  • Like
Reactions: OC in the OC

·
Registered
Joined
·
282 Posts
Guilty, with other Gen 1 owners, of posting in Gen 2 thread
2014 base (cloth, no back-up cam, no nav), purchased used in May 2018 at 41k, now at 80k.
Brake pads: two pair of rear rotors, one pair of fronts, due to rust (not wear) and cheaper to replace than turn, one set of rear pads, one set of front pads.
Battery: Still showing 10.+ kWh per full charge when ICE starts. Varies a bit between 9.7 and 10.6 kWh, but any degradation isn't apparent to the operation.
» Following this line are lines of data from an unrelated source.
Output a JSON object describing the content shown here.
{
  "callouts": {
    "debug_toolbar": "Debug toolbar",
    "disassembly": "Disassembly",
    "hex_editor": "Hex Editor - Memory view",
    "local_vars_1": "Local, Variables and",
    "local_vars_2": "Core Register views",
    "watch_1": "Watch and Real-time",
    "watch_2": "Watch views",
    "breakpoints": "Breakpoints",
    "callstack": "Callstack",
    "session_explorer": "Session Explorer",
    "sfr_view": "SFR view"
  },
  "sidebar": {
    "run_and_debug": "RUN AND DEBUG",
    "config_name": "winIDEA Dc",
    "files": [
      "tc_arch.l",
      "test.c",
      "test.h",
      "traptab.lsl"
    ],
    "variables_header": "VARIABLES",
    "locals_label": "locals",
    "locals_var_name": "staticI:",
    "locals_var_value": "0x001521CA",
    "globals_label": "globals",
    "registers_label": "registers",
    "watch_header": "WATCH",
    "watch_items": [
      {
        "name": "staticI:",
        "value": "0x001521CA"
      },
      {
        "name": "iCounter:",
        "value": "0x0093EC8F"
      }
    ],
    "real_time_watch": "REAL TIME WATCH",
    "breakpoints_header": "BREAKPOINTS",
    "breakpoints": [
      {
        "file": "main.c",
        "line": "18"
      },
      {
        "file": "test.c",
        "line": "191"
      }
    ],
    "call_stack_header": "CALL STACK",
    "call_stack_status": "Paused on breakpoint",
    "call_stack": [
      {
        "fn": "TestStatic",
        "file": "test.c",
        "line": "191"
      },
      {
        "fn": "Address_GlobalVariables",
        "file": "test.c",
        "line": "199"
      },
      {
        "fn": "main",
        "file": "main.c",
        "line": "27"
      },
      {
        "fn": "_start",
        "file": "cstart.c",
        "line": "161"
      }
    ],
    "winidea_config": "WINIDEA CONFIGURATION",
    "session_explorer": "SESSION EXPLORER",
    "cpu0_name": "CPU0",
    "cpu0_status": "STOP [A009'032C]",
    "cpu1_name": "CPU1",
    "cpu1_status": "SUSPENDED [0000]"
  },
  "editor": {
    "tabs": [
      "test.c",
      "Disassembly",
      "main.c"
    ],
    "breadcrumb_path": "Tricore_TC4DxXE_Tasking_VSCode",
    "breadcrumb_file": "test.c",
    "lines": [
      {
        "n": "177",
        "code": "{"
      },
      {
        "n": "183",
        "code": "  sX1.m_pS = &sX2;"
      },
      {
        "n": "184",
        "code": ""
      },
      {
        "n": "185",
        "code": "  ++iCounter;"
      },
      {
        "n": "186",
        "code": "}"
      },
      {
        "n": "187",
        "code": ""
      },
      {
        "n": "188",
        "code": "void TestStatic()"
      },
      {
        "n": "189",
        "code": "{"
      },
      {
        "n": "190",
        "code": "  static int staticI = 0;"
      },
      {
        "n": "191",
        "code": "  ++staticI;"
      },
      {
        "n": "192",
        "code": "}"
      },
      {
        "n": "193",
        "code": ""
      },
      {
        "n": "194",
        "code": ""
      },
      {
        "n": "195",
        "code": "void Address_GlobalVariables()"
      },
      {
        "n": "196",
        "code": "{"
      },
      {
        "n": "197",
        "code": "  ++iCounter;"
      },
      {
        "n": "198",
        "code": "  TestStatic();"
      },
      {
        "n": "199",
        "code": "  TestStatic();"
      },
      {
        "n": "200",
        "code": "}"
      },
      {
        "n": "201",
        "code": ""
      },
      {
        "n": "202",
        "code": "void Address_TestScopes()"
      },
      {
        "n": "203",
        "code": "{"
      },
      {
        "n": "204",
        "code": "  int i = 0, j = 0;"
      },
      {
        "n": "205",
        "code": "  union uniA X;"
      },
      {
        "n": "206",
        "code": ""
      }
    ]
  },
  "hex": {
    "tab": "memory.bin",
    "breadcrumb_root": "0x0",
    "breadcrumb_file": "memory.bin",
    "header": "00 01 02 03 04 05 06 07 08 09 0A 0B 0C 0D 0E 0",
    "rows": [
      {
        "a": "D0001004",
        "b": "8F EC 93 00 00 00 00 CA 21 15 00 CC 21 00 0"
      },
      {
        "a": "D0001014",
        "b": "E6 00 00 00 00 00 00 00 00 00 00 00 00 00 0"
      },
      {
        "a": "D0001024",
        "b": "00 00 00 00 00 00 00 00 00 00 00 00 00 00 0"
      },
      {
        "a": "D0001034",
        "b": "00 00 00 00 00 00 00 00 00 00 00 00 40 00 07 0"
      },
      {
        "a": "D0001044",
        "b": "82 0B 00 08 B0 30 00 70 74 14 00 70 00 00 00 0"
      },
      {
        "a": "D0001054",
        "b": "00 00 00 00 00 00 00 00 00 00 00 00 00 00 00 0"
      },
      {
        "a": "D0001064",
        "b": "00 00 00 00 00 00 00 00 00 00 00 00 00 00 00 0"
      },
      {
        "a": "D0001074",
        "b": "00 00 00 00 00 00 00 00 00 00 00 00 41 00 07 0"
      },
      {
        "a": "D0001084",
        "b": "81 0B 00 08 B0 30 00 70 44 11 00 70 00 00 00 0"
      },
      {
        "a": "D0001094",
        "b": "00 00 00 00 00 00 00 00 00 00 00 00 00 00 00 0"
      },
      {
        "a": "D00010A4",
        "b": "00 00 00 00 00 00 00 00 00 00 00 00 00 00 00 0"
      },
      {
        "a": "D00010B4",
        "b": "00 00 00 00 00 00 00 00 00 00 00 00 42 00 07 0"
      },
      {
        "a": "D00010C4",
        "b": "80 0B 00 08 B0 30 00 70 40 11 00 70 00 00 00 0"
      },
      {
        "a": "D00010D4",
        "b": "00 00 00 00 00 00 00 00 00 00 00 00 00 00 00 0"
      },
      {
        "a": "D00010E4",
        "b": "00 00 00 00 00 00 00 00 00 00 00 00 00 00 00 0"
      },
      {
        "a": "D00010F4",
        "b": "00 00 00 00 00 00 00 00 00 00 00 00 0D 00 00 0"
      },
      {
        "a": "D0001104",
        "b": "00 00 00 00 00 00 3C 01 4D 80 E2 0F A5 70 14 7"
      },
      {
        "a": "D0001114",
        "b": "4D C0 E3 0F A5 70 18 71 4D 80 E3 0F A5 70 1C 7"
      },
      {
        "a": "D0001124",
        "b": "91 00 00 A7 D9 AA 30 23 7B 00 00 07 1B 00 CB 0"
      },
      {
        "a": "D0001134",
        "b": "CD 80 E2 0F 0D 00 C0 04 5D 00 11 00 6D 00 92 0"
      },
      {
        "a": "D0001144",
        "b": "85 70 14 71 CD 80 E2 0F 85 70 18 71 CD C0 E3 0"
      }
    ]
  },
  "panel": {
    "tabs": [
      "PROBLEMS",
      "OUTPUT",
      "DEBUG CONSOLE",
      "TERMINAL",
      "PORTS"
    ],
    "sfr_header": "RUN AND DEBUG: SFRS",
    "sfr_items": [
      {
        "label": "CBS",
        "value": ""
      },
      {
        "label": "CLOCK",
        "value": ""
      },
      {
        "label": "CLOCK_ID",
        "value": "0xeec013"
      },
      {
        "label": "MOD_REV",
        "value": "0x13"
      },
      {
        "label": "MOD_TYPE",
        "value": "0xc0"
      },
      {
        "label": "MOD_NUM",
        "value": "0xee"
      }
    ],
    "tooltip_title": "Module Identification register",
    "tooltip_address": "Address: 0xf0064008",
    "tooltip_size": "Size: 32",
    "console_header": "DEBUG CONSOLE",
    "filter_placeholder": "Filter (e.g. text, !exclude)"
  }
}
G.o' M. indicates 40~45 summer miles, 30-ish in winter on a full charge, usually pretty close to the result. Short commute, seldom discharged to ICE start.
Right front wheel bearing, cabin heat circulation pump replaced under 3rd party extended warranty. Cabin air direction flap drive replaced by me after warranty. Tires. Front right headlight (deer incident).
 

·
Registered
Joined
·
3 Posts
2011 with 186,700 miles. Getting 27-32 miles of range in summer weather. Front brakes have never been worked on. Engine has never been worked on, except oil changes every 2 years. Still rides and drives like a new car.
We bought a new '13 that now has a 3' lift with A/T tires, 133000 miles, original brake pads are still at least 50 %, range is 30 miles. Loved it enough to buy a second one used with only 60K on it a couple years ago. it's our road trip and date car as the old one is now my second ( and much more efficient) work truck - Pepe. Still waiting on Atlis to build me a new work truck.
 

·
Registered
Joined
·
230 Posts
Still on the original pads and I hit 153,000 today on the way home. Pads still look very good. My guess would be probably 60% or better.
Getting 47 miles of range still... Love it...
 

·
Registered
Joined
·
3 Posts
2011 with 184,000 miles, brakes still look like new, still get 30 miles per battery charge, and BTW, it is now 1.5 years since the local chevy dealer told me I needed a new battery. Went out and purchased a Chinese knock of mdi2 analyzer, reset the codes, recharged the battery, been running fine ever since. Seems one of my cells had/has some intermittent low voltage (dendrites, connections, I will likely never be sure). Best car chevy ever made, still love it. Just needs more rear seat room, would it have killed them to make it a foot longer?
 

·
Registered
Joined
·
83 Posts
I think the easier question to ask is "Has anyone replaced their brake pads yet?" If so how many miles....

Or a better question... "What will wear out first, the brakes or the battery?"

That being said, I have a 2011 xB with 104K on the clock with about 75% of the original pads left. I drive gently...
 

·
Registered
Joined
·
864 Posts
Lifetime depends mostly on how you use them, The way it works is that regen braking works with the front wheels only and comes first, then as the brake peddle is pressed harder the rear brakes start to work, only when pressing the peddle hard will fhe front work. So unless there's a problem, the rear pads will wear out long before the front.
 
1 - 20 of 25 Posts
Top